By Andrew Buncombe - Qaleh, Afghanistan
The Independent (London, England)
President George Bush delivered a stern call to members of the United Nations yesterday to step up contributions to the US-led war on terrorism, saying "the time for action" against a global threat had arrived.
As he spoke, the Northern Alliance in Afghanistan was consolidating the first major victory of the US-led coalition against terror, driving the Taliban out of large areas of northern Afghanistan following the fall of the city of Mazar-i-Sharif on Friday. But in an interview with a Pakistani newspaper, chief terror suspect Osama bin Laden claimed to have nuclear and chemical weapons. He threatened to use them if the US employed such weapons against him.
Mr Bush told 48 presidents and prime ministers and 114 foreign ministers at the annual opening of the UN General Assembly in New York: "Every nation has a stake in this cause. As we meet, the terrorists are planning more murder, perhaps in my country or perhaps in yours."

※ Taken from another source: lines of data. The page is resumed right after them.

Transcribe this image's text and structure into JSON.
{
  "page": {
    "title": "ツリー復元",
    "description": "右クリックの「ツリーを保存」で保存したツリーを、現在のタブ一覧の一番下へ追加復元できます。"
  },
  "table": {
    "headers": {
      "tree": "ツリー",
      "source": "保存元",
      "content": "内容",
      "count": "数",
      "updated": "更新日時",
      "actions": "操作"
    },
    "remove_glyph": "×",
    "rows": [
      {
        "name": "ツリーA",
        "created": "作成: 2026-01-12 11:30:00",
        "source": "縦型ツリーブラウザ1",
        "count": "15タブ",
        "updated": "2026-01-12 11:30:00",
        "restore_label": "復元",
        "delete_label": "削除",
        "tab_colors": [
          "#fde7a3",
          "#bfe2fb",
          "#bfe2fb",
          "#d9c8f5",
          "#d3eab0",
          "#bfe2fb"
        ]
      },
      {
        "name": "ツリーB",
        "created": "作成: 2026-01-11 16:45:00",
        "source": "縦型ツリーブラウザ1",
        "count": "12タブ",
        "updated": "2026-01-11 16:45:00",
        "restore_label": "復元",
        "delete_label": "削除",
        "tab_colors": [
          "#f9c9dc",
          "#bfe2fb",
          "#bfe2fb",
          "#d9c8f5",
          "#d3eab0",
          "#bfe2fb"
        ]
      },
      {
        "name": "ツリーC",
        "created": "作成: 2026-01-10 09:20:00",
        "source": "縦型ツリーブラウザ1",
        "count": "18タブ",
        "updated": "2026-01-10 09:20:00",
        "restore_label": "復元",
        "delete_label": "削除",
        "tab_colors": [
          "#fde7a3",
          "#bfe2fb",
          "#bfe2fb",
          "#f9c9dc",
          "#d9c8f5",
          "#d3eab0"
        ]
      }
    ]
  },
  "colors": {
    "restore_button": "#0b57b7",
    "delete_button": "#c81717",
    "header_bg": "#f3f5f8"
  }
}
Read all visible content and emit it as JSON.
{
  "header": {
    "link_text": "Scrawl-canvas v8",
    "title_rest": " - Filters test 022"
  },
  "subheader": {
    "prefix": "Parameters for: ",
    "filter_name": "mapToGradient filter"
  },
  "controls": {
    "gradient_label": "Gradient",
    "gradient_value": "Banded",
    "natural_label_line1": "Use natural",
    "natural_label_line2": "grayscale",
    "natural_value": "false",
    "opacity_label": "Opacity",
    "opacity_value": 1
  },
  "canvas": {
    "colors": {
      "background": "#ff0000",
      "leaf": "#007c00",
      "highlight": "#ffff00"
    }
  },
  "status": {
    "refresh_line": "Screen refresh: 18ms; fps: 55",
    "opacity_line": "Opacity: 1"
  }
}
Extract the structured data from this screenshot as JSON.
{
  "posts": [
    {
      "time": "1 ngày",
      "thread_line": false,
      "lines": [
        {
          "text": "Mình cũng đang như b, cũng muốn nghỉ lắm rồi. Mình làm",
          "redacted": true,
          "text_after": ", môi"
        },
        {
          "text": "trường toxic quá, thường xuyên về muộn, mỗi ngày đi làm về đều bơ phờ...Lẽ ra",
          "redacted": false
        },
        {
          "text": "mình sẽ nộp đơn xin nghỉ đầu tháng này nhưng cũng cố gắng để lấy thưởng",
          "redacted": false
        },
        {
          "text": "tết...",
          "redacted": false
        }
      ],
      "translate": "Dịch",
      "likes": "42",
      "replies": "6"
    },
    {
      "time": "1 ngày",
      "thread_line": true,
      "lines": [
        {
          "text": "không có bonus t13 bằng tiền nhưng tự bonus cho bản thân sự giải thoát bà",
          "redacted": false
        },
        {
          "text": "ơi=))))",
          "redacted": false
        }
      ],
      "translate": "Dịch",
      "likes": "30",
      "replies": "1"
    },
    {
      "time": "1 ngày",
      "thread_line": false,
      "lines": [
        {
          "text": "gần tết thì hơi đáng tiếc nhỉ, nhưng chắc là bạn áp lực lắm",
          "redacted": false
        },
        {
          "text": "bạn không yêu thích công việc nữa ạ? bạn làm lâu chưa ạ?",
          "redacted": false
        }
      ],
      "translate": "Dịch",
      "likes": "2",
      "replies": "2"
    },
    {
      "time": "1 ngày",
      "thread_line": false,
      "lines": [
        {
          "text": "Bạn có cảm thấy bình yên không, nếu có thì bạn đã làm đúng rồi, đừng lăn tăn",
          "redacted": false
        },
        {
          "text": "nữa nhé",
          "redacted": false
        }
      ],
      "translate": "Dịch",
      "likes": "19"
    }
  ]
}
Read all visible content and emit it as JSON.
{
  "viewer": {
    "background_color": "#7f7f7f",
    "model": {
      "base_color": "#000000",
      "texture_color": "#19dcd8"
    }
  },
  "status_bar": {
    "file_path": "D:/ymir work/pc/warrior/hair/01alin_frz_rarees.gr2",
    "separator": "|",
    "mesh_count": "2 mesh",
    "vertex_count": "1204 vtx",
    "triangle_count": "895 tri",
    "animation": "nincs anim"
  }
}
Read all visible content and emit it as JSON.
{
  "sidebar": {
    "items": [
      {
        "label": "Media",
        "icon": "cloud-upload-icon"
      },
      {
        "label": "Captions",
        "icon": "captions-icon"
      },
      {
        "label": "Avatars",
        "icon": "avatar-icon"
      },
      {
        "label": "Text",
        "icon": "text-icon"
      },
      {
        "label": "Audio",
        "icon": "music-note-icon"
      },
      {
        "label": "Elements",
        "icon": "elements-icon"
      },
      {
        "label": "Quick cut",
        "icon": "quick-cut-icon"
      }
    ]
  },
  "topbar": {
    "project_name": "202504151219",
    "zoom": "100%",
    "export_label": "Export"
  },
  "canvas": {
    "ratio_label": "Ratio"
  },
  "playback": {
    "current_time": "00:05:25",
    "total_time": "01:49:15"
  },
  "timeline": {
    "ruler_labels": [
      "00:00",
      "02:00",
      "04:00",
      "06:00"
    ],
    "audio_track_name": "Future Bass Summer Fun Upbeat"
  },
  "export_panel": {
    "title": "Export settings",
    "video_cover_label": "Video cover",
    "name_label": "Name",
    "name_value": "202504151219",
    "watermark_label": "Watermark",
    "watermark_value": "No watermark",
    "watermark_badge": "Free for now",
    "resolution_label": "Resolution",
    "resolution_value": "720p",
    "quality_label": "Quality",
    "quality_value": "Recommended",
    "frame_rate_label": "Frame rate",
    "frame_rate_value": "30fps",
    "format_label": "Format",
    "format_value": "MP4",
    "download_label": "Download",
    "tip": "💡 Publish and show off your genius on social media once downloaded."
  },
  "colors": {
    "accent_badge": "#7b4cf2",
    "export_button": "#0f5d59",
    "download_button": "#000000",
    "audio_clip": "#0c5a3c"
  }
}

He warned that the battle was essential to rid the world of a threat of attack by chemical, biological or nuclear weapons posed by Mr bin Laden.
"We're asking for a comprehensive commitment to this fight," Mr Bush said in a speech delivered with animation and punctuated with a clenched fist. "In this war of terror, each of us must answer for what we have done or what we have left undone."
Mr Bush's speech covered little new ground, though he repeated his support for a Palestinian state. It was, however, heavy with symbolism. The delegates, he said, were meeting in a "hall devoted to peace, in a city scarred by violence". He pointed out that just a few miles away from the UN's headquarters in midtown Manhattan, the bodies of thousands of innocent people remain buried in the rubble of the World Trade Centre. …